**YOUR GOAL**.
All lines in the material below that contain "RadWindows" should be located and copied.

**INFORMATION SUPPLIED**.
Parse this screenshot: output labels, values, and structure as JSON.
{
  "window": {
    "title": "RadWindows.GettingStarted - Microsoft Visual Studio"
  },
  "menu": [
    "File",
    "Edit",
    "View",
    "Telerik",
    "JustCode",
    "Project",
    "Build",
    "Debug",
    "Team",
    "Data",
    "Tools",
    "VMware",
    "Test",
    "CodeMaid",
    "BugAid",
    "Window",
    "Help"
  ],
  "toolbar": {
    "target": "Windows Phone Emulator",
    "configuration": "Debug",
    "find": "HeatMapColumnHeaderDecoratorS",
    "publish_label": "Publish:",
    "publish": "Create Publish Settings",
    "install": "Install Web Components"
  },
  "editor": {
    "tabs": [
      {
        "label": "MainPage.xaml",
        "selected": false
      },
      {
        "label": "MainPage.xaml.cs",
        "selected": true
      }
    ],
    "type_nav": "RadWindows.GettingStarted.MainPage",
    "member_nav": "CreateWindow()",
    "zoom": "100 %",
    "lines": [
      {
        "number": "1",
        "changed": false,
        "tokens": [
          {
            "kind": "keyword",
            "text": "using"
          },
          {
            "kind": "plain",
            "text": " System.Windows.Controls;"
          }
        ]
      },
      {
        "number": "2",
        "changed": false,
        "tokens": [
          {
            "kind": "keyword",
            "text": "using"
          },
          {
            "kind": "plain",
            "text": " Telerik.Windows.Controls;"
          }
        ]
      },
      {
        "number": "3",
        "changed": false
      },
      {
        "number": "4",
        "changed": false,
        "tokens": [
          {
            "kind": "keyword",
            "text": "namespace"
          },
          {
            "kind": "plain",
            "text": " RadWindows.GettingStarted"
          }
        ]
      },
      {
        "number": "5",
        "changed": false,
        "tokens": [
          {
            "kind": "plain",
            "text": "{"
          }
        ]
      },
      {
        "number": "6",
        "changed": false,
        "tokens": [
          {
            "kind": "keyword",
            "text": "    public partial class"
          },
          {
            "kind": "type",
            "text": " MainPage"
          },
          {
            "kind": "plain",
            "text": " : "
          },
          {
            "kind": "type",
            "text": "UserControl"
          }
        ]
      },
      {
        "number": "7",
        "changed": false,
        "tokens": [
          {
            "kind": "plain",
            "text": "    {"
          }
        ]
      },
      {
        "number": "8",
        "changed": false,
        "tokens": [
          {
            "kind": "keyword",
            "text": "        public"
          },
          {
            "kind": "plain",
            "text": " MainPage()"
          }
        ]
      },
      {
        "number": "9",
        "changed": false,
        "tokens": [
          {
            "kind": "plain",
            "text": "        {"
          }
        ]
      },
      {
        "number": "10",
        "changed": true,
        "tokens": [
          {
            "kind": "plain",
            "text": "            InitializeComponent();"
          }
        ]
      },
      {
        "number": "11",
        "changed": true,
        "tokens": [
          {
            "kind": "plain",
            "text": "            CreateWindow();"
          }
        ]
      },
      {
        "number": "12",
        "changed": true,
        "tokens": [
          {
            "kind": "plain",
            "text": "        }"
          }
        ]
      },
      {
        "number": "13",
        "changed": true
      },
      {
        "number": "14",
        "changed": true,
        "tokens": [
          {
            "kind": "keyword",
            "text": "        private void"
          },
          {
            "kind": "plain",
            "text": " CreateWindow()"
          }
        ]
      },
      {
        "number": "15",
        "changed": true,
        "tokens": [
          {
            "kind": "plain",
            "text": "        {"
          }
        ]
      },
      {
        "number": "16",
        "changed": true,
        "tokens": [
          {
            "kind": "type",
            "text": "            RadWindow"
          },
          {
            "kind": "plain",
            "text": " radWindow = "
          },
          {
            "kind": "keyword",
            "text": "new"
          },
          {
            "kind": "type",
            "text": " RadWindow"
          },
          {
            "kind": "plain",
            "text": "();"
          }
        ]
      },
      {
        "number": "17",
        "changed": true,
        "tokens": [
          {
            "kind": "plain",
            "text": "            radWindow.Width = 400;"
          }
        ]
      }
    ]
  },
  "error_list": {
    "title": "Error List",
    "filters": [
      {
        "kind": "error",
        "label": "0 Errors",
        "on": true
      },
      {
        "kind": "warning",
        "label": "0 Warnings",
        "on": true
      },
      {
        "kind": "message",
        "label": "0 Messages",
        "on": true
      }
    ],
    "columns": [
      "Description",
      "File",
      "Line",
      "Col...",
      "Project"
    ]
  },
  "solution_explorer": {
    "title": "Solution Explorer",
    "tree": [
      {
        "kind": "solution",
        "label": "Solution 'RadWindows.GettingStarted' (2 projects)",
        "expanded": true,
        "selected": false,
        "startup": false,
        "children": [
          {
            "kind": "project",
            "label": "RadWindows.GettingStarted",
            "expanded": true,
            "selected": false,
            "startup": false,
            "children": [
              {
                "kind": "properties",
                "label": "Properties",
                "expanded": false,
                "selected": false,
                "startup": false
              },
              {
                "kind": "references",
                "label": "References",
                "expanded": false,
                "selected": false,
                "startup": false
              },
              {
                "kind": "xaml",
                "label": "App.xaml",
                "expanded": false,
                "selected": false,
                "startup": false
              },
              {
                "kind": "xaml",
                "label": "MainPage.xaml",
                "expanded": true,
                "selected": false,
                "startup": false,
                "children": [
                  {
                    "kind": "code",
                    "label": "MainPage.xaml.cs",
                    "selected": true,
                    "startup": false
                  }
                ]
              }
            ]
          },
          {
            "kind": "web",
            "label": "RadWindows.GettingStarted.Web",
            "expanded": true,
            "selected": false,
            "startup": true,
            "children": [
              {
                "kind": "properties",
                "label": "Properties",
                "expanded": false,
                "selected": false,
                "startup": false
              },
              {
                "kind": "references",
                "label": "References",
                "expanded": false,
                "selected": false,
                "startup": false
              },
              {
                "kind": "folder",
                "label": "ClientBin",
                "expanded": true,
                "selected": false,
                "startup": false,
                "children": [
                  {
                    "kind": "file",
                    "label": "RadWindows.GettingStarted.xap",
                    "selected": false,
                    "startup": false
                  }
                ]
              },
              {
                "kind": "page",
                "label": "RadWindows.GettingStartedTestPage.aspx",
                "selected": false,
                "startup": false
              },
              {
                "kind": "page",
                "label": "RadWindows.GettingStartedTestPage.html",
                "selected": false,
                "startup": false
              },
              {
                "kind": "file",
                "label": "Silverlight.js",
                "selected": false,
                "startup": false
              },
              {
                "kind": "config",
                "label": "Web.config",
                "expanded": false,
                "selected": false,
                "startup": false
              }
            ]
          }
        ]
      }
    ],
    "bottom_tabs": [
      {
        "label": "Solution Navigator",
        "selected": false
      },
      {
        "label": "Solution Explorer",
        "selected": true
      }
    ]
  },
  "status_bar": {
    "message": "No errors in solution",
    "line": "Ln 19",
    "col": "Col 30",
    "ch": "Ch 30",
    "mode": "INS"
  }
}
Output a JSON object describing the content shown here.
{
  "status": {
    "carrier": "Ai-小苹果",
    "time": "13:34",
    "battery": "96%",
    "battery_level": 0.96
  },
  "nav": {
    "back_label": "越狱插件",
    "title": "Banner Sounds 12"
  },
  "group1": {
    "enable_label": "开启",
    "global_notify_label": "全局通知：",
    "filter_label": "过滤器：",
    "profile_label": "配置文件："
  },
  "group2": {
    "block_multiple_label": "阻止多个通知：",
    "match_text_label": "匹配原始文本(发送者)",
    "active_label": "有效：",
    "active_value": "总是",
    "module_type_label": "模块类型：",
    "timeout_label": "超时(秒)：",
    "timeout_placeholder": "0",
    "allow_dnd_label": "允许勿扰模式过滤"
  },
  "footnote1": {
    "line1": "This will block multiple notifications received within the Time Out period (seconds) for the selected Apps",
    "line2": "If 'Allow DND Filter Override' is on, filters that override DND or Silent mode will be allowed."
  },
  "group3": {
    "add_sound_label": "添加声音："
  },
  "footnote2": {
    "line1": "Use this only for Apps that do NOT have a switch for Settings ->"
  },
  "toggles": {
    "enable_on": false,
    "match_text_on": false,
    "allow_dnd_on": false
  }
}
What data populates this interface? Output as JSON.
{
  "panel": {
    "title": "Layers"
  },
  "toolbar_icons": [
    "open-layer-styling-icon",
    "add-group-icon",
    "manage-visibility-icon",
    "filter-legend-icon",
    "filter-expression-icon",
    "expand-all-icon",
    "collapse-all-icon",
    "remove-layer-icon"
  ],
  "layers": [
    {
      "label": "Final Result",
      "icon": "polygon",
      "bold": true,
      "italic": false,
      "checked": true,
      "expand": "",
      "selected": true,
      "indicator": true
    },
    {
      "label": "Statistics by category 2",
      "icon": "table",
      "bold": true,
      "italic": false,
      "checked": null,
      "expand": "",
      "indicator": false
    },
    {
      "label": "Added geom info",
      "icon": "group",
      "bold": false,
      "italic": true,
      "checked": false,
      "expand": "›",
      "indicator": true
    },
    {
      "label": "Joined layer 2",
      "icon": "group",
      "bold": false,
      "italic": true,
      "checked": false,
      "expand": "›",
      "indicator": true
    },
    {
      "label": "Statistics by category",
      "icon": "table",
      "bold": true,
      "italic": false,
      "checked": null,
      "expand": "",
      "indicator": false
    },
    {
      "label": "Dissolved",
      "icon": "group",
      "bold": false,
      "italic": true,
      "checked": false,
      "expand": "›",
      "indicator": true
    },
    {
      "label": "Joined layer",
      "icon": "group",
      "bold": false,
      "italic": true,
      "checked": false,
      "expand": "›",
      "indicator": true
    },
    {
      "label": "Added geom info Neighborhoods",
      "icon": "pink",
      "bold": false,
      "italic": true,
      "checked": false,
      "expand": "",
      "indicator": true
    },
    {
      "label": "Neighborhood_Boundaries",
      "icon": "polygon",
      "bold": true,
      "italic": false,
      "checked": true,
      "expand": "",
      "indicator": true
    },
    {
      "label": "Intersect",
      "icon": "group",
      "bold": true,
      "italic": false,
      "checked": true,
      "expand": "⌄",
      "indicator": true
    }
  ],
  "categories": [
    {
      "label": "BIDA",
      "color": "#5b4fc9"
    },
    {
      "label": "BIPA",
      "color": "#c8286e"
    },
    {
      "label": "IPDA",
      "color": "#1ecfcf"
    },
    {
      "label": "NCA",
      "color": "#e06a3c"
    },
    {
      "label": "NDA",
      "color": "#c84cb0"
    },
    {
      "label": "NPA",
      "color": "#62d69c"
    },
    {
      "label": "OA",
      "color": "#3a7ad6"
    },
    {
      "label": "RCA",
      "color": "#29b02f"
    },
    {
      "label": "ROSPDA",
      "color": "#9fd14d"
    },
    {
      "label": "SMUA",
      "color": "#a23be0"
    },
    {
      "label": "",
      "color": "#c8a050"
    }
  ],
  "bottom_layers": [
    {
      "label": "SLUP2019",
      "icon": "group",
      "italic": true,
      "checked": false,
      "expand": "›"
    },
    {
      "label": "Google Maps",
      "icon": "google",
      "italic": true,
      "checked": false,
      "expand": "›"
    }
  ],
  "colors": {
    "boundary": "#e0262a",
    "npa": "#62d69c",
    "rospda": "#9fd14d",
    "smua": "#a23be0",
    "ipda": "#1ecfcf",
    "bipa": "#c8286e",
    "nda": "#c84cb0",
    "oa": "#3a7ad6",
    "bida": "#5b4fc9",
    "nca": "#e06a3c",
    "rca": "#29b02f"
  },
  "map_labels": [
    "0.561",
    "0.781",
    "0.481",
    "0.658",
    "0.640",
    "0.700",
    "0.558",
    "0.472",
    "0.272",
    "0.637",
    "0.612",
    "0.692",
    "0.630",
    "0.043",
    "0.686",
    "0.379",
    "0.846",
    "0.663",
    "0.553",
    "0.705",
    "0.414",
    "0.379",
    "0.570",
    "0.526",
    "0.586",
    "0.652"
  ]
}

**WRITTEN RESPONSE**.
    "title": "RadWindows.GettingStarted - Microsoft Visual Studio"
    "type_nav": "RadWindows.GettingStarted.MainPage",
            "text": " RadWindows.GettingStarted"
        "label": "Solution 'RadWindows.GettingStarted' (2 projects)",
            "label": "RadWindows.GettingStarted",
            "label": "RadWindows.GettingStarted.Web",
                    "label": "RadWindows.GettingStarted.xap",
                "label": "RadWindows.GettingStartedTestPage.aspx",
                "label": "RadWindows.GettingStartedTestPage.html",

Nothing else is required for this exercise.